Copy each line of the entries that includes the word "zoom".

Data about app and page elements

• • • • • • •

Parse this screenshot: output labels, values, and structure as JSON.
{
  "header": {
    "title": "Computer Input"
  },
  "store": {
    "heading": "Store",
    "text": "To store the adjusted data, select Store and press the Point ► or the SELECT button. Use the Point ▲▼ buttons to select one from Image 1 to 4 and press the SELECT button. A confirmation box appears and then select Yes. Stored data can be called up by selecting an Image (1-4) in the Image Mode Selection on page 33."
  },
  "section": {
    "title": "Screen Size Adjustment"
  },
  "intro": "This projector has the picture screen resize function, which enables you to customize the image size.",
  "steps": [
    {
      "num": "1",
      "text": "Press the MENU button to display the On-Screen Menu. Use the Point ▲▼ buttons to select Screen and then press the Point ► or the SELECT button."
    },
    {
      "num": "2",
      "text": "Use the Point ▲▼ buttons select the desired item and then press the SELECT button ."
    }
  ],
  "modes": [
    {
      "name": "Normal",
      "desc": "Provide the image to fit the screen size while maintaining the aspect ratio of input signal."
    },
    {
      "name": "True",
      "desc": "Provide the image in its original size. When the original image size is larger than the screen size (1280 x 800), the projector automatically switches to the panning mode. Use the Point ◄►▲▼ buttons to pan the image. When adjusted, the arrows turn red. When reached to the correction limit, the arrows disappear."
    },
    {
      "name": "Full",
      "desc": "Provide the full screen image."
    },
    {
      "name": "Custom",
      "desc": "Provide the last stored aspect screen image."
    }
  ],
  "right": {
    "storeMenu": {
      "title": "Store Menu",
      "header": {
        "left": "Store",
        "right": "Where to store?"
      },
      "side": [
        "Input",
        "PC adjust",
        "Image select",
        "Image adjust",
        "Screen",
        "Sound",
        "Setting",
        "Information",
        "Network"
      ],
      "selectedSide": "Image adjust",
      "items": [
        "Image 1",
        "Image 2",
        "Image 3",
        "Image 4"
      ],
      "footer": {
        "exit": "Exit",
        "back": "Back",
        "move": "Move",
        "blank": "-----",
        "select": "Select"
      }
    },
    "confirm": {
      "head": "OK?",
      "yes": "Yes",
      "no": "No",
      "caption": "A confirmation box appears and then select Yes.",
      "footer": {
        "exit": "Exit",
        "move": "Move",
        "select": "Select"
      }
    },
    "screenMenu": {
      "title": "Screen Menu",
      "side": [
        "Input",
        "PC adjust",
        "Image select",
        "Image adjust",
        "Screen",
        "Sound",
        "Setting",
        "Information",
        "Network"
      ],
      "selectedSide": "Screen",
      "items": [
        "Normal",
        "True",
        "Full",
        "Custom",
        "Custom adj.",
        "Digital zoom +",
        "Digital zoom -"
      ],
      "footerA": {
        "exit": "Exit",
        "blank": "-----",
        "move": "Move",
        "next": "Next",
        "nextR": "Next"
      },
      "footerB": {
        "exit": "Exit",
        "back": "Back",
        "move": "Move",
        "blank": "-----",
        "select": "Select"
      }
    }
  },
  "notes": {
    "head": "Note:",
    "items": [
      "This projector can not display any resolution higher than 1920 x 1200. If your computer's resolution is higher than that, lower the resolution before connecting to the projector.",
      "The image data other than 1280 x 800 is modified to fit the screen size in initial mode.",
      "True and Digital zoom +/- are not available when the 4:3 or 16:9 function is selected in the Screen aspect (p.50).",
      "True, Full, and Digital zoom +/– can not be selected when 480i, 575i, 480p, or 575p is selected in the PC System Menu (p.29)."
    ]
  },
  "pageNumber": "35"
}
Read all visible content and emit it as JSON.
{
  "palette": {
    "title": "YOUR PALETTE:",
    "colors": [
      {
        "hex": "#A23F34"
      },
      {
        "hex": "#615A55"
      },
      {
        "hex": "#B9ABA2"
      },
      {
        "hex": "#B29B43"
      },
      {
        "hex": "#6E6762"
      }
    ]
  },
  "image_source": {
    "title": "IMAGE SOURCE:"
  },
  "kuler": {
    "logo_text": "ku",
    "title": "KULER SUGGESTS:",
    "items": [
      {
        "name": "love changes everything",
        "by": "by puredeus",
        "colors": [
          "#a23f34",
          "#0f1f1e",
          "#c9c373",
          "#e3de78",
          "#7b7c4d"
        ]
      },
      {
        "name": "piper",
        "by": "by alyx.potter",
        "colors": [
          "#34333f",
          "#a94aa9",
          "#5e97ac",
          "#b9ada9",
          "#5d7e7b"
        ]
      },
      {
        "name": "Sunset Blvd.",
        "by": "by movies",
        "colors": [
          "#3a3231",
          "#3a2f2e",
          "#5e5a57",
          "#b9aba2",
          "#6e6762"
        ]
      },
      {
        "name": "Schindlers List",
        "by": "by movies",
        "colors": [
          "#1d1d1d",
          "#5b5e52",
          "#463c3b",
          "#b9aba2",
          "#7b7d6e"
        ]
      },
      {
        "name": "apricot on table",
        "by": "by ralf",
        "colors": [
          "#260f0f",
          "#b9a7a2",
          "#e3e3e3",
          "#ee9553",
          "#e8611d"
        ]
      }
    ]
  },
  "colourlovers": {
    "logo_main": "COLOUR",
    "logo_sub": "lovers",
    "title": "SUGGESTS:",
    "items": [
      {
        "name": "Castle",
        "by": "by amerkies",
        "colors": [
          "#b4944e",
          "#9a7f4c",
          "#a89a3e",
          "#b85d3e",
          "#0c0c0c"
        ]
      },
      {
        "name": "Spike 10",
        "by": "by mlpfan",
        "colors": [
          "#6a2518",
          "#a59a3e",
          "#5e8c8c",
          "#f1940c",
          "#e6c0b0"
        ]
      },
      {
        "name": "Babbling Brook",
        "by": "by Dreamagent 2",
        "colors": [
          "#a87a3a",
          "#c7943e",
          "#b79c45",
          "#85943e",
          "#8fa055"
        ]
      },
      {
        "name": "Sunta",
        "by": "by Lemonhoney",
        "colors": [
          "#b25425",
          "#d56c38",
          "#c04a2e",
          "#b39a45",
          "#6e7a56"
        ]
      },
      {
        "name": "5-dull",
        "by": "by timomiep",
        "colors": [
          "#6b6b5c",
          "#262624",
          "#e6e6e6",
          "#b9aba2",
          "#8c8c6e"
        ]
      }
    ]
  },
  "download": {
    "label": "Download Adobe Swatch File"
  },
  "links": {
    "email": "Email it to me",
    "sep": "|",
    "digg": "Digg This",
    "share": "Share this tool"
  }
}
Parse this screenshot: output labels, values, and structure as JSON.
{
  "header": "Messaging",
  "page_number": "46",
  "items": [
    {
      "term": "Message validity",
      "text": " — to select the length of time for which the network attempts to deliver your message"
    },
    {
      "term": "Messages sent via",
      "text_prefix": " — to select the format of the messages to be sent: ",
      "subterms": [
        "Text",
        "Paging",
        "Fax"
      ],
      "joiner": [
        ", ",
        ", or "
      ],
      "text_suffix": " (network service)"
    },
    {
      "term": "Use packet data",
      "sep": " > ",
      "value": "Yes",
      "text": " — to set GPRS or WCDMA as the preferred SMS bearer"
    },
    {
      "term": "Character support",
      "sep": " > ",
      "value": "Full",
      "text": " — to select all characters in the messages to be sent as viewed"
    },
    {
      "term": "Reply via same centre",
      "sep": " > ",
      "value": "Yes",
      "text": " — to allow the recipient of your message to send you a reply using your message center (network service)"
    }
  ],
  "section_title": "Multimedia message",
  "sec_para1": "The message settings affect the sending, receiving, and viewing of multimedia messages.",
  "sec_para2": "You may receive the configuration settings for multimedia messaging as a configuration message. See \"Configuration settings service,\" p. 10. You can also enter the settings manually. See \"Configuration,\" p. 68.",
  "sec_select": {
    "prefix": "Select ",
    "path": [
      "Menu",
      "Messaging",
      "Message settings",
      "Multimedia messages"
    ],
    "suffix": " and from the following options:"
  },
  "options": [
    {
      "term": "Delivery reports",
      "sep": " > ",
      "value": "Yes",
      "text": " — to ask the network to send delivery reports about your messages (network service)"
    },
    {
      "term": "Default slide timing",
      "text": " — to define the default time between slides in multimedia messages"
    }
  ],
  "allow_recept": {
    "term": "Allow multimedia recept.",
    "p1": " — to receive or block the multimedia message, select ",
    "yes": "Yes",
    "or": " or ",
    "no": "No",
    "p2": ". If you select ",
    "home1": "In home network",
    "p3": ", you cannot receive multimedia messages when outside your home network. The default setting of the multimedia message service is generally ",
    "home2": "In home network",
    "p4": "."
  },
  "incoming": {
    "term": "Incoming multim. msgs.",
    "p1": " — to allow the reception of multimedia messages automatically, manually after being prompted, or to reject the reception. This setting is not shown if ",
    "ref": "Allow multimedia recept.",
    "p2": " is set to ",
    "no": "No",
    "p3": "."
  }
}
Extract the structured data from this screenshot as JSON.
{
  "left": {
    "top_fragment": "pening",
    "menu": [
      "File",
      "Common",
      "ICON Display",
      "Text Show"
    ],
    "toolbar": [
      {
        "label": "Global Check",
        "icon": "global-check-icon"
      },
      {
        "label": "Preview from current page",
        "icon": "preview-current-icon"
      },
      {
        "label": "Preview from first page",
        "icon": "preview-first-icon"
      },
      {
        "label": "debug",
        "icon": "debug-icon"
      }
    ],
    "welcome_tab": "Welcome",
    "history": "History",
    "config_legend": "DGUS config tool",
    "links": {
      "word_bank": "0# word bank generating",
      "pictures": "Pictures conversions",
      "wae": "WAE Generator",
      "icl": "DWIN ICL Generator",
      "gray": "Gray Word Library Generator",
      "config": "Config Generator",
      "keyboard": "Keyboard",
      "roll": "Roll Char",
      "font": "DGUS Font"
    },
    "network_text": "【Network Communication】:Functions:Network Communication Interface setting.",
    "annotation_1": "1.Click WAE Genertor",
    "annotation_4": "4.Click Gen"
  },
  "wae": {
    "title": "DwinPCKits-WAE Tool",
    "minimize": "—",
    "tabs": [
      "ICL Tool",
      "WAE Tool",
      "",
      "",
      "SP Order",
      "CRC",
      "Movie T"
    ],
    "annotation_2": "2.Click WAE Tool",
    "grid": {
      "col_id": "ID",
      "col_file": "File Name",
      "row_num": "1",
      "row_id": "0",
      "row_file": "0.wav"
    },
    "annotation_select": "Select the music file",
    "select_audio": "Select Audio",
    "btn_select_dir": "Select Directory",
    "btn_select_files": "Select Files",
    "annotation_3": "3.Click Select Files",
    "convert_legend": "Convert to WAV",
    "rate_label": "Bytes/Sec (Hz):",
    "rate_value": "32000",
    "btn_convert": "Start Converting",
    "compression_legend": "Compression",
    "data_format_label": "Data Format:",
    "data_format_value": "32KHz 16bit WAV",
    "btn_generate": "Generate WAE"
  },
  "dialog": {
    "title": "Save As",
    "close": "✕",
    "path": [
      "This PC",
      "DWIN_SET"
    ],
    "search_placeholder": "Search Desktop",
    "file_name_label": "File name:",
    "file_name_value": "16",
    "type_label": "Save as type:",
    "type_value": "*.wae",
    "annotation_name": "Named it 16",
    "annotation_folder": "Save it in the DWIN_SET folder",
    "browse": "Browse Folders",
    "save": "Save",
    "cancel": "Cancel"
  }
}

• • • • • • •

• Reply to the exercise:
        "Digital zoom +",
        "Digital zoom -"
      "True and Digital zoom +/- are not available when the 4:3 or 16:9 function is selected in the Screen aspect (p.50).",
      "True, Full, and Digital zoom +/– can not be selected when 480i, 575i, 480p, or 575p is selected in the PC System Menu (p.29)."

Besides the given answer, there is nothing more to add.